William P. Scott 

William P. Scott is a self-made man who without any special family or pecuniary advantages has gained a creditable place in the business world as one whose success has been honorably achieved and whose possessions are the visible evidence of a life of thrift and industry.  He lives in Dallas Center and for many years has made his home in Dallas county, where for a long period he has bean classed with the progressive farmers of Sugar Grove township. He yet owns two farms, one of one hundred and ten acres and the old home place of eighty acres, the latter being pleasantly situated within two miles of Dallas Center.  For almost forty years he has made his home in this locality and is therefore well known to the citizens of Dallas county, with the history of which he has been closely identified, especially in its agricultural progress. 

Mr. Scott is a native of Scotland and possesses many of the sterling characteristics of the people who claim nativity in the land of the hills and heather.  He was born on the first of January, 1830, and is a son of Samuel and Mary (Philips) Scott, who were also natives of that country.  The father devoted his attention to farming in his native country.  Fourteen children were born unto them there and one died in the old world. In the year 1853 the parents crossed the Atlantic to the United States and joined their son William in the state of New York.  One son, Samuel Scott, the eldest of the family, was a sailor on the high seas and met death by drowning. The mother died in New York and the father, with some of his children, afterward came to Iowa, where he joined his son William. The family numbered seven sons and seven daughters. Six sons reached mature years, of whom three are yet living:  William P. and Robert, of Dallas Center; and James Scott, who makes his home in Waukee.  Four of the sisters yet survive, two being residents of New York and two of this county.  Mrs. Julia Dinsmore, now a widow, makes her home in Dallas Center; Mrs. Mary Jackson, a widow, is living in Orleans county, New York, as does her sister, Mrs. Elizabeth Fuller, who is also a widow; and Miss Jessie Scott resides in Beaver township, Dallas county, and also owns a residence in Dallas Center. 

William P. Scott was reared to the age of  eighteen years in his native country and received fair school advantage there.  He emigrated to the new world in 1848, taking ship at Liverpool.

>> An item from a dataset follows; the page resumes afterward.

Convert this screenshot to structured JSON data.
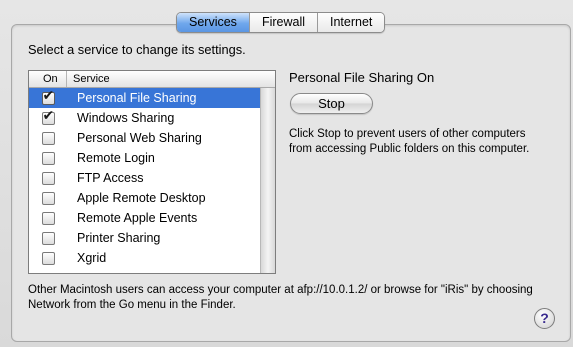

The vessel on which he embarked was propelled by sails and after a slow voyage he landed in New York. For some time he lived in Orleans county, that state, working as a farm hand, but after sixteen years spent in the east he journeyed westward to Wisconsin. For four years he was engaged in the lumbering business in Pierce and Polk counties, and in 1868 he came to Dallas county, Iowa., where he purchased his first land, becoming owner of eighty acres on section 22, Sugar Grove township.  This he broke and fenced, built a good frame house and opened up an excellent farm. He and his brother bought the land together and were partners in its cultivation for seven years, when they divided their interests. 

On the 4th of March, 1875, William P. Scott was married to Miss Jennie R. Scott, who was born and reared in Ohio. In that state she lost her father, John Scott, and her mother and the family afterward came to Iowa, where the wife of our subject engaged in teaching for a time in the schools of Dallas county. Following their marriage the young couple began their domestic life upon a farm which he had secured, but on the 2d of August, 1876, the wife was called to her final rest, the interment being made in the Dunkard cemetery at Dallas Center.  Mr. Scott has one daughter, Josephine M., who acts as her father's housekeeper. 

After cultivating his original purchase for some time Mr. Scott purchased another tract of land of one hundred and ten acres on section 3, Sugar Grove township, which he used for a pasture for a few years.  He then tiled and drained the land, broke the sod and fenced the fields.  Later he rented this property.  In connection with the work of raising the cereals best adapted to soil and climate he raised and fed stock and continued in active farming until 1893, when he rented his land and removed to Dallas Center, where he has since made his home.  He is practically living retired, yet gives his supervision to his farming interests, and although he started out in life a poor boy he is now a prosperous citizen with valuable property, from which he derives a good annual income.  In all his dealings he has been strictly honorable and straightforward. 

In politics Mr. Scott is a republican but has never sought office, although he did serve for one term as township trustee.  His wife was a member of the Presbyterian church and his daughter belongs to the same church, in the work of which she takes an active and helpful part.  Great changes have come since Mr. Scott took up his abode in this county.  Many of the now thriving towns and villages had not yet sprung into existence.  The railroads had not been built and much of the land was still uncultivated but the prairies have been converted into rich and productive farms and all of the evidences of a modern civilization have been added.  This result has not been accomplished by one man or even by a few, but is the result of the combined effort of many enterprising and reliable citizens, to which class William P. Scott belongs.  The hope that led him to seek a home in America has been realized, for he found that in this country labor was unhampered by caste or class and that success was the reward of persistency of purpose and of diligence.